First, let’s lay out a scenario where you might want to have a separate SSA for “social” content. In this scenario, we are going to have a large number of user profiles and each user will be allowed to have a My Site. The user profiles will be common across all of our farms, so we want to centralize all things related to user profiles (i.e. – a centralized UPA, centralized “social” search, etc.). However, our “content” SSAs will reside in a variety of other places (maybe “common” SSAs or SSAs that are specific to certain farms. We don’t want multiple SSAs attempting to crawl the user profile data due to the impact on the network and the user profile store (i.e.- we want to crawl “social” content once and consume many times). Now let’s look at the options we had in SharePoint Search 2010 and what we get with SharePoint Search 2013.
It was possible to create numerous SSAs and attach them to a single web application. This might have led you to believe (understandably so) that SharePoint would pass your user’s query to each of the SSAs, combine the results, and present a results set that represented the matches from each attached SSA. Unfortunately, SharePoint simply used the “default” SSA and ignored the others. This behavior is unchanged in SharePoint Search 2013. In 2010, you could have used federation to integrate content from other search indices and this worked fairly seamlessly if you were dealing with “normal” content. But what if you were dealing with People content? Federation in SharePoint Search 2010 provided results in an RSS form, which severely limited the data that was returned for People content and provided a result set that looked nothing like SharePoint’s People results. Unless you wanted to write an extensive amount of custom code, you were stuck with either crawling People content from the same SSA that crawled your content or with a less-than-appealing results set for People content.
SharePoint Search 2013 introduces the concept of a “Remote SharePoint” result source. So how is this different than the federation option in SharePoint Search 2010? Glad you asked. The “Remote SharePoint” result source allows you to pass your query to the remote service and get a full-fidelity result set. This means you lose none of the People search “goodness” that comes from having People content crawled by your local SSA. Go ahead, applaud. The configuration of the inter-farm trust relationship that this requires is not simple, but has been laid out nicely by Steve Peschka in this post about oAuth trust between farms. In my scenario, I created a site collection based on the “Enterprise Search Center” template in my “common” farm and used that URL in my configuration of the “Remote SharePoint” result source. The only issue I encountered was with Step 4. I was getting errors stating that it could not find the app principal. After checking/reconfiguring the trust numerous times, it finally occurred to me that the “App Management Service” (in “Services on Server”) needed to be started on the “common” farm from which I wanted to consume the remote index. As soon as I started that service, Step 4 completed successfully and my remote People content began appearing in my search center.
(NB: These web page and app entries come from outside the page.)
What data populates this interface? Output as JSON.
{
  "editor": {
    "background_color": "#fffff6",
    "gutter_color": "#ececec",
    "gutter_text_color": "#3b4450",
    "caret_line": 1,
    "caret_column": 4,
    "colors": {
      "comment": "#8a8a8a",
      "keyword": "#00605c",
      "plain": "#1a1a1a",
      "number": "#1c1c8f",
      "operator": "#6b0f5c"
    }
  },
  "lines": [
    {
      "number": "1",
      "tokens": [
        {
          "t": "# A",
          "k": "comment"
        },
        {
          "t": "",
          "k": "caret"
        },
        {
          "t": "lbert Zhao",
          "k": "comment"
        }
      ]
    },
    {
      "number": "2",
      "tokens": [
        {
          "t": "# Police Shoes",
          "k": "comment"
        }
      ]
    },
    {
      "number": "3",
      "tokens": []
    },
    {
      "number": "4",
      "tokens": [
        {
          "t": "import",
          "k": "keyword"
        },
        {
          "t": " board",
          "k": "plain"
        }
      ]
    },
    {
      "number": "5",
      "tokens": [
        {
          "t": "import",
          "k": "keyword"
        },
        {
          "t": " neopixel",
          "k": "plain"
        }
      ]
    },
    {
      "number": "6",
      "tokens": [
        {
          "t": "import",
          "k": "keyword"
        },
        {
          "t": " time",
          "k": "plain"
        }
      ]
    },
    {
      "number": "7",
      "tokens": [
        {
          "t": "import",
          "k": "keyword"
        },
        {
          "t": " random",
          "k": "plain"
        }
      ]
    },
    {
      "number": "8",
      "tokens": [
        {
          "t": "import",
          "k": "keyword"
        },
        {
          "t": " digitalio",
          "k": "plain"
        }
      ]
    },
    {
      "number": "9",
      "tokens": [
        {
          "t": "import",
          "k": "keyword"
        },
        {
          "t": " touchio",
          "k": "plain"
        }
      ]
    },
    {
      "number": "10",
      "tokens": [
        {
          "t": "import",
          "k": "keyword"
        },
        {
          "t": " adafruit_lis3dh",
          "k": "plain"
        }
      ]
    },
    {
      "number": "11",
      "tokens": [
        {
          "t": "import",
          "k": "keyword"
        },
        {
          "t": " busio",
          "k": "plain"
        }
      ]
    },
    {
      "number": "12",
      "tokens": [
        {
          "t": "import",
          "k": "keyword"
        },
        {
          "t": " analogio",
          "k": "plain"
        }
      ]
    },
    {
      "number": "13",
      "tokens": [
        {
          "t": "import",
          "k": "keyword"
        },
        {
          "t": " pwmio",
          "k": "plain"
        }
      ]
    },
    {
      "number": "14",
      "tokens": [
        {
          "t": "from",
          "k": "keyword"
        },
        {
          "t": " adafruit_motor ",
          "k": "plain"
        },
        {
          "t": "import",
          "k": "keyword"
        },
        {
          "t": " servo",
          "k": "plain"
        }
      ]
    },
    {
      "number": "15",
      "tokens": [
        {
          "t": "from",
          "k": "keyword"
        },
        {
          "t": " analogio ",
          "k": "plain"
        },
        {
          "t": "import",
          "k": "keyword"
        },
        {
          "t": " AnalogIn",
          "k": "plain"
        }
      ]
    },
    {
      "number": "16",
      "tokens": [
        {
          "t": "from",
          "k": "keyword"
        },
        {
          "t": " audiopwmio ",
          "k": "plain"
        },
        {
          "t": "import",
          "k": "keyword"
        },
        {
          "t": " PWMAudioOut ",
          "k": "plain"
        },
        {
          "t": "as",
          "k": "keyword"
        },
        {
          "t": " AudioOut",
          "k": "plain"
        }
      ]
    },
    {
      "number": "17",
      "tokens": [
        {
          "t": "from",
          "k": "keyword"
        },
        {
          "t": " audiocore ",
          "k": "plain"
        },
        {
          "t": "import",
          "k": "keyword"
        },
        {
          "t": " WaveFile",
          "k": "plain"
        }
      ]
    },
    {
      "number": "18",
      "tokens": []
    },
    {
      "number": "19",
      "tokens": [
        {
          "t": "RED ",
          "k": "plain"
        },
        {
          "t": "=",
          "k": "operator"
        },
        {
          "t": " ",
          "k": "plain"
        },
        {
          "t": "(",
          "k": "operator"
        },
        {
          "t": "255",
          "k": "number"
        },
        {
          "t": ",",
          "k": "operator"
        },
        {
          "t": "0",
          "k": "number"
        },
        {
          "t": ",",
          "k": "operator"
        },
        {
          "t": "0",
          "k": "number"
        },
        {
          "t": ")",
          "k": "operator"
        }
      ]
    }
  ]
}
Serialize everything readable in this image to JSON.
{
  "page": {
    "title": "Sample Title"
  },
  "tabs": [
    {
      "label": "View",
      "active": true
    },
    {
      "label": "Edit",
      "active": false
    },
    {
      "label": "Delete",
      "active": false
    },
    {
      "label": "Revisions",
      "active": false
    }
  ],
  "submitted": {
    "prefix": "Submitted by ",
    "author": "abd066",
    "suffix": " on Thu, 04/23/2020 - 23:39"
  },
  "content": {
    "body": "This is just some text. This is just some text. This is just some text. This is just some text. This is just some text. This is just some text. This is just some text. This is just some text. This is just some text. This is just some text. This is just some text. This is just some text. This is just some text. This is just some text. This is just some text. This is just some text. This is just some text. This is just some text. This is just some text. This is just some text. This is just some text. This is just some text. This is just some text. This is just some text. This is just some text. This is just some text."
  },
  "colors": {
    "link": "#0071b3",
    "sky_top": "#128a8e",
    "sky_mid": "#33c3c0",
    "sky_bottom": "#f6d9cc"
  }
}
The other thing to what out for if you are building this scenario in a resource constrained test lab, is that services such as the security token service in SharePoint 2013 will not start if the server is under memory pressure (by default, it must have more than 5% free memory). This can be changed by adding the “minFreeMemoryPercentageToActivateService” attribute in the service’s web.config file (NOTE: Only do this in a dev/test environment. If you are encountering memory pressure in Production, address that by reducing load or adding memory).